Hey there, time traveller!
This article was published 25/9/2010 (2377 days ago), so information in it may no longer be current.
"My city's still breathing -- but barely, it's true -- through buildings gone missing like teeth."
- The Weakerthans, Left And Leaving
When John K. Samson wrote the first few lines of one of The Weakerthans' most poignant songs, he was thinking about the Leland Hotel, which burned down at the edge of Old Market Square 11 winters ago.
For a decade, the southeast corner of William Avenue and King Street remained a patch of weeds and gravel. Sitting right across from city hall, it was a poignant emblem of decline, both for the Exchange District and downtown Winnipeg as a whole.
It's tough to feel good about your town when a vacant lot sits only metres away from the chamber where mayor and city council meet 10 times a year to pass legislation that's supposed to move the city forward.
Happily, this particular lot will soon have a new life as part of Red River College's adaptive re-use of the Union Bank Tower and the surrounding parcels of land.
But too many empty surface lots remain within mere blocks of city hall. And much of Winnipeg's sprawling downtown is used for little more than parking.
There's a very embarrassing empty lot just north of what's still known as the Canwest building, withinhurdling distance of the barricades at Portage and Main. There's an enticing empty lot southwest of MTS Centre. There's a very desirable empty lot across Waterfront Drive from the future Canadian Museum for Human Rights.
Developers are eyeing all of these properties. But these vacant parcels remain that way because the City of Winnipeg makes it easy for them to sit and stagnate.
There are no tax incentives for property owners to build up their surface lot and no penalties for them if they fail to do so.
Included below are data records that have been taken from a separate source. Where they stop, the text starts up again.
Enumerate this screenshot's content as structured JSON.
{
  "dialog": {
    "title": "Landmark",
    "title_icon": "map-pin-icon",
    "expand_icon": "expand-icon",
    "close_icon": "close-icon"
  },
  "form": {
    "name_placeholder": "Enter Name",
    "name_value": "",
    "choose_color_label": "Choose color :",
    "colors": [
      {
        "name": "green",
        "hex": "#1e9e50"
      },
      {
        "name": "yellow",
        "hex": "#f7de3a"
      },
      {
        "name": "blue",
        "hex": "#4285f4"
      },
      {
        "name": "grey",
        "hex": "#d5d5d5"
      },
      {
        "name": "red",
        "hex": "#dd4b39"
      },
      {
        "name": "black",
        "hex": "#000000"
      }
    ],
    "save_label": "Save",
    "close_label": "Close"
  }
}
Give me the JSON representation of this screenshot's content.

So speculators sit on empty lots, waiting for that key moment when they can best realize their profits -- or they continue to derive revenue from surface-parking operations.
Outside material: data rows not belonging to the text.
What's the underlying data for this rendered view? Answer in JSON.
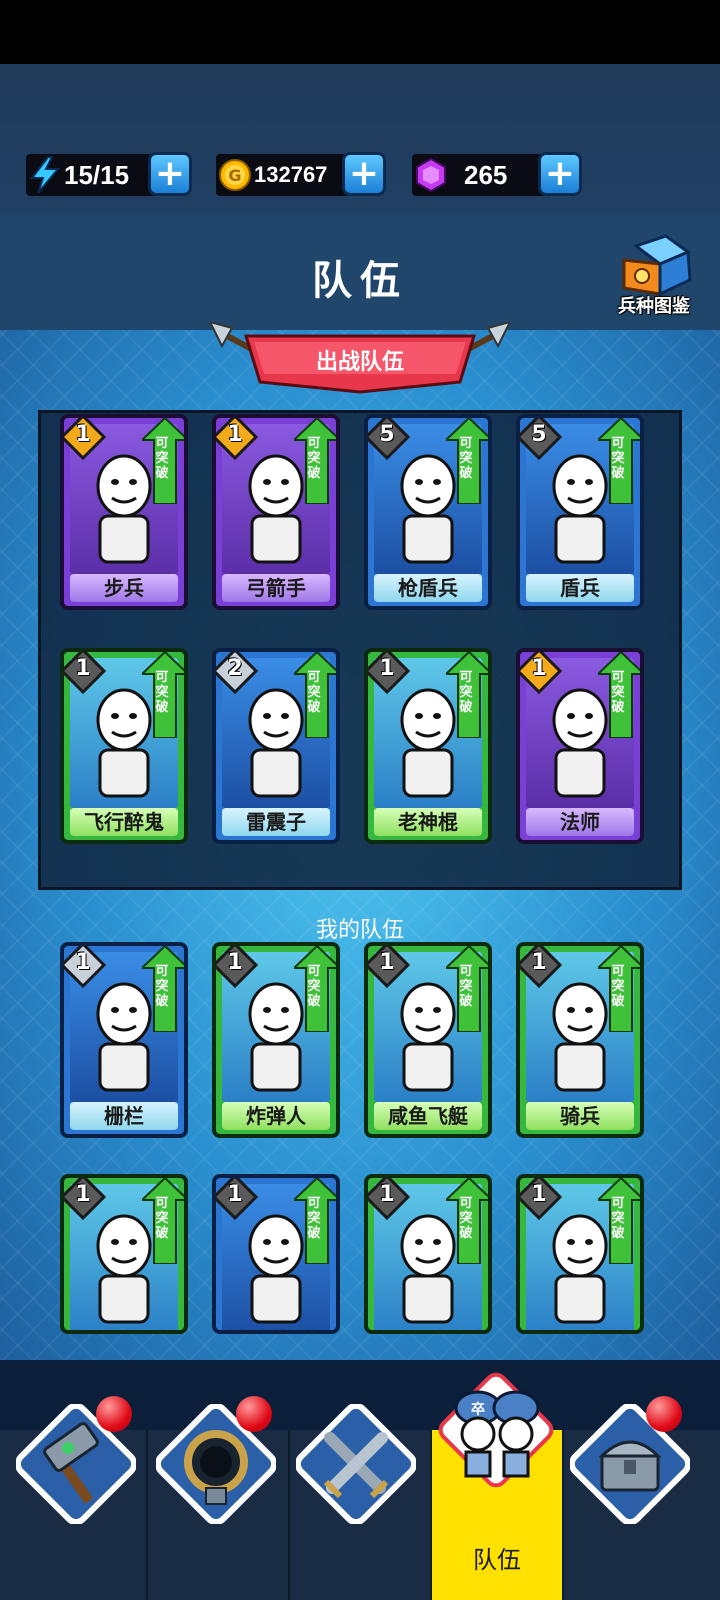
{
  "resources": {
    "energy": {
      "value": "15/15",
      "icon": "lightning-icon"
    },
    "coins": {
      "value": "132767",
      "icon": "gold-coin-icon"
    },
    "gems": {
      "value": "265",
      "icon": "purple-gem-icon"
    }
  },
  "header": {
    "title": "队伍",
    "codex_label": "兵种图鉴"
  },
  "battle_team": {
    "title": "出战队伍",
    "cards": [
      {
        "name": "步兵",
        "level": "1",
        "tag": "可突破",
        "rarity": "purple"
      },
      {
        "name": "弓箭手",
        "level": "1",
        "tag": "可突破",
        "rarity": "purple"
      },
      {
        "name": "枪盾兵",
        "level": "5",
        "tag": "可突破",
        "rarity": "blue"
      },
      {
        "name": "盾兵",
        "level": "5",
        "tag": "可突破",
        "rarity": "blue"
      },
      {
        "name": "飞行醉鬼",
        "level": "1",
        "tag": "可突破",
        "rarity": "green"
      },
      {
        "name": "雷震子",
        "level": "2",
        "tag": "可突破",
        "rarity": "blue"
      },
      {
        "name": "老神棍",
        "level": "1",
        "tag": "可突破",
        "rarity": "green"
      },
      {
        "name": "法师",
        "level": "1",
        "tag": "可突破",
        "rarity": "purple"
      }
    ]
  },
  "my_team": {
    "title": "我的队伍",
    "cards": [
      {
        "name": "栅栏",
        "level": "1",
        "tag": "可突破",
        "rarity": "blue"
      },
      {
        "name": "炸弹人",
        "level": "1",
        "tag": "可突破",
        "rarity": "green"
      },
      {
        "name": "咸鱼飞艇",
        "level": "1",
        "tag": "可突破",
        "rarity": "green"
      },
      {
        "name": "骑兵",
        "level": "1",
        "tag": "可突破",
        "rarity": "green"
      },
      {
        "name": "",
        "level": "1",
        "tag": "可突破",
        "rarity": "green"
      },
      {
        "name": "",
        "level": "1",
        "tag": "可突破",
        "rarity": "blue"
      },
      {
        "name": "",
        "level": "1",
        "tag": "可突破",
        "rarity": "green"
      },
      {
        "name": "",
        "level": "1",
        "tag": "可突破",
        "rarity": "green"
      }
    ]
  },
  "bottom_nav": {
    "items": [
      {
        "icon": "hammer-icon",
        "badge": true
      },
      {
        "icon": "ring-portal-icon",
        "badge": true
      },
      {
        "icon": "crossed-swords-icon",
        "badge": false
      },
      {
        "icon": "soldiers-icon",
        "badge": false,
        "label": "队伍",
        "active": true
      },
      {
        "icon": "treasure-chest-icon",
        "badge": true
      }
    ]
  }
}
Surface parking lots are not just ugly. They are a public safety problem. There are no people on these properties, most of the time, so they contribute to downtown's desolation.
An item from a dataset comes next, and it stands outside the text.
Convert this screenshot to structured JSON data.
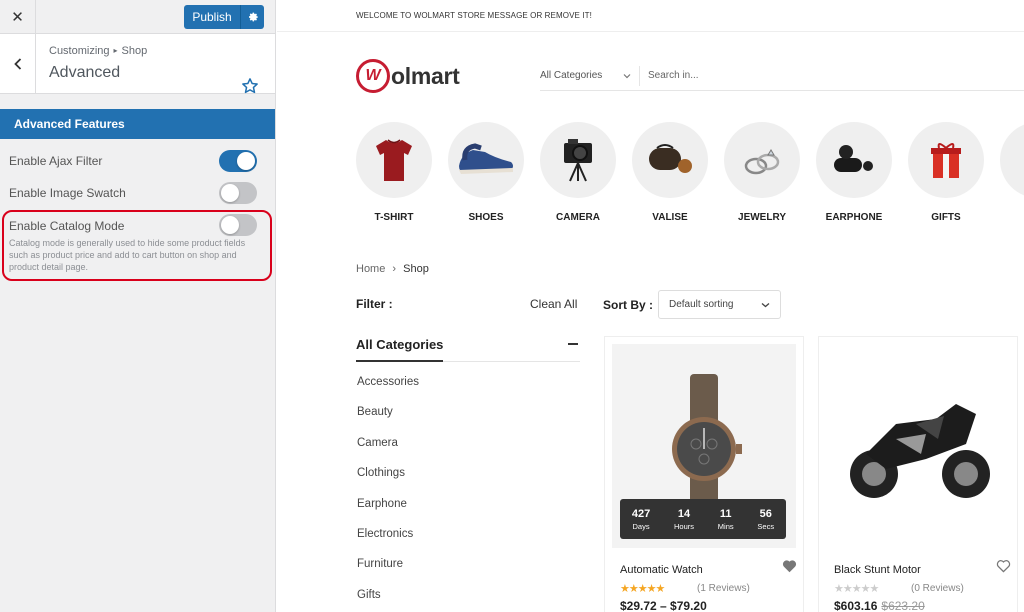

Surface parking lots are also environmental nightmares. They allow unfiltered runoff to drain into our sewers and rivers.
Surface parking lots are also the chief contributor to the low density of the entire city, as the central core should be the most densely developed portion of Winnipeg.
On Friday, I asked the city's two leading mayoral candidates what they would do about surface parking lots and downtown density in general.
Challenger Judy Wasylycia-Leis said the issue was important but insisted she would tell me more about it later in the campaign. I believe she believes this is important, but there are only four and a half weeks left before election day.
Incumbent Sam Katz, who promised to do something about surface lots last December, when city council approved the sale of the Winnipeg Square Parkade, was a little quicker on his feet.
He said he is helping to improve density by encouraging the development of the Fort Rouge Yards and the construction of a highrise apartment tower on Assiniboine Avenue. But he actually said nothing about surface lots, which is revealing.
Last year, he hinted he'd do something to urge developers to build up on these eyesores. So I asked him if surface lots should be taxed at their "highest and best use," which means charging their owners property taxes befitting of highrise buildings, not surface parking lots.
The mayor grimaced. One of the central issues of the Riverside Park Management affair was a city staffer's decision to assess a lot formerly used by the Winnipeg Goldeyes at its "highest and best use." Katz wasn't about to take the bait he pretty much laid out for himself.
The fact is, nobody at city hall is dealing with surface lots. Only quasi-governmental agencies are thinking about the issue.
Downtown development agency CentreVenture and The Forks-North Portage people would like to build more parkades. The Winnipeg Parking Authority had some ideas, but those won't be known until a long-delayed downtown parking study sees the light of day.
Outgoing parking authority boss Dave Hill may have annoyed some city councillors for getting out in front of issues, but the man knew what he was talking about -- the problem with downtown isn't a lack of parking, but the absence of the right kind of parking.
As Rob Galston and other urbanists have pointed out many times, you only need to spend a few seconds with Google Maps to see how downtown Winnipeg resembles a patchwork of unimproved gravel and concrete.
A simple carrot-and-stick approach could rectify the situation. Developers can and will do the right thing and are even willing to do so.
But if Winnipeg's leaders and would-be leaders couldn't care less, it sets the tone for the rest of the city.
That's why it took a decade to fill a surface lot mere metres from the city council speaker's chair. And that's why one of the most poignant songs ever written about Winnipeg is an elegy about decay.